An early peer-reviewed study on chemicals in fracking fluids found 25% could cause cancer and mutations, 37% could affect the endocrine system, 40-50% could affect the brain/nervous system, kidneys, immune system and cardiovascular systems. More recent studies support these findings, including a systematic evaluation that examined 240 fracking substances and found evidence suggesting 43% were linked to reproductive toxicity and 40% to developmental toxicity.Continue reading...

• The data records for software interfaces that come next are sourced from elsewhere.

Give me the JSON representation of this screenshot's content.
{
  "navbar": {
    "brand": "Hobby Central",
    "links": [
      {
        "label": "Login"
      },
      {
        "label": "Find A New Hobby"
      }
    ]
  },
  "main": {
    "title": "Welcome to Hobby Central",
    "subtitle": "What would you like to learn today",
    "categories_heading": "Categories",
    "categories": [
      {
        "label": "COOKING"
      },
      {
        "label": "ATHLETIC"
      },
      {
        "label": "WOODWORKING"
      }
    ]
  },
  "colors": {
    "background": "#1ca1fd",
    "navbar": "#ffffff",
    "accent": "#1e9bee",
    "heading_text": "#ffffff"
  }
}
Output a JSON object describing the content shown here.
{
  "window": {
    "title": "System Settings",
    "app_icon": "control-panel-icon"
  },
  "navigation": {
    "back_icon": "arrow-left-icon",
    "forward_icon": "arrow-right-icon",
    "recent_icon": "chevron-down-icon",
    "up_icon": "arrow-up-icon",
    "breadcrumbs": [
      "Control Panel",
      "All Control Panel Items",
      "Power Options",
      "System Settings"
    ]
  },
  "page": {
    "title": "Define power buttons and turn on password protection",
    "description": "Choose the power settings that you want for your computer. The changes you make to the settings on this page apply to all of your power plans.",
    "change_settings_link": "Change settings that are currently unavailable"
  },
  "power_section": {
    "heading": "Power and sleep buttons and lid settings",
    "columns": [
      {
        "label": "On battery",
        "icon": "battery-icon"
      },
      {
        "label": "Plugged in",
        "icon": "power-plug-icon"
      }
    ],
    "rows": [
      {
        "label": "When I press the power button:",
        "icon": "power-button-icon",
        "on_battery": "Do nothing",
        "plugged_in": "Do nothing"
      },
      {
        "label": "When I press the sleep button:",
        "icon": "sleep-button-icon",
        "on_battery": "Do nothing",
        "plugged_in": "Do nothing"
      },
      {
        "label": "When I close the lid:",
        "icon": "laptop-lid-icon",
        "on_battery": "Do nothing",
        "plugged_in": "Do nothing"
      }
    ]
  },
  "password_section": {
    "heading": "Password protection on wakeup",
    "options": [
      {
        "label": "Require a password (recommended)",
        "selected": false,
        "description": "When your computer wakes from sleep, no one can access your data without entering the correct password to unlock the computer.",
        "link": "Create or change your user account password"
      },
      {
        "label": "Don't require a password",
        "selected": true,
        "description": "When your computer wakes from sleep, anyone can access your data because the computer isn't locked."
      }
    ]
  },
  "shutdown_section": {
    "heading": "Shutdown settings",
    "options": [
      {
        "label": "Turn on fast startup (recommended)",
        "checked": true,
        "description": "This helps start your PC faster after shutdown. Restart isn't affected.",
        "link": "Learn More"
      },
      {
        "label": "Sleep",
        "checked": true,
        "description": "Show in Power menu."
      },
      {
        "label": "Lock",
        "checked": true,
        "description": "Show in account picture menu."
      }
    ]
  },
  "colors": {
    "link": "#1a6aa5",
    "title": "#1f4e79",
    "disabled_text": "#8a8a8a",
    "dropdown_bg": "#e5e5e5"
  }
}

In the last six years, some 140 million people have been forced to move because of climate-related disasters (Mongolian herders fly steppe blighted by climate extremes and social change, 5 January). Climate change is driving long-term environmental damage and sudden catastrophes, presenting a global long-term threat to human security. According to the UN, by mid-century, one in 30 people could be displaced, many as a result of climate change. Existing global inequalities are exacerbated by the injustice of climate change which severely affects the poorest and most vulnerable, those who have contributed least to the climate crisis. Although climate change and enforced migration are increasingly linked, those displaced have no legal standing under existing international refugee and asylum law.
Record-breaking increases in global temperature mask the unequal impact of planetary warming. Temperature increases in Mongolia have risen by more than double the global average over the past century. Elsewhere, in Somalia, Darfur, Syria and across sub-Saharan Africa, the chronic effects of drought, water scarcity and agricultural crises in rural areas no longer able to sustain their peoples have driven hundreds of thousands of migrants into cities and across borders. Safe haven is provided overwhelmingly by other poor countries, whilst richer countries respond by building walls and fences and a political debate that is toxic and often racist.Continue reading...
This comes after a month of particularly severe air quality that left the capital and dozens of other Chinese cities blanketed in thick, brown smog.
(Image credit: Andy Wong/AP)
The newly created monument preserves 1.3 million acres in Utah where natives have foraged for millennia. But critics who point to the land's energy extraction potential want the designation undone.
(Image credit: Josh Ewing/Courtesy of Bears Ears Inter-Tribal Coalition)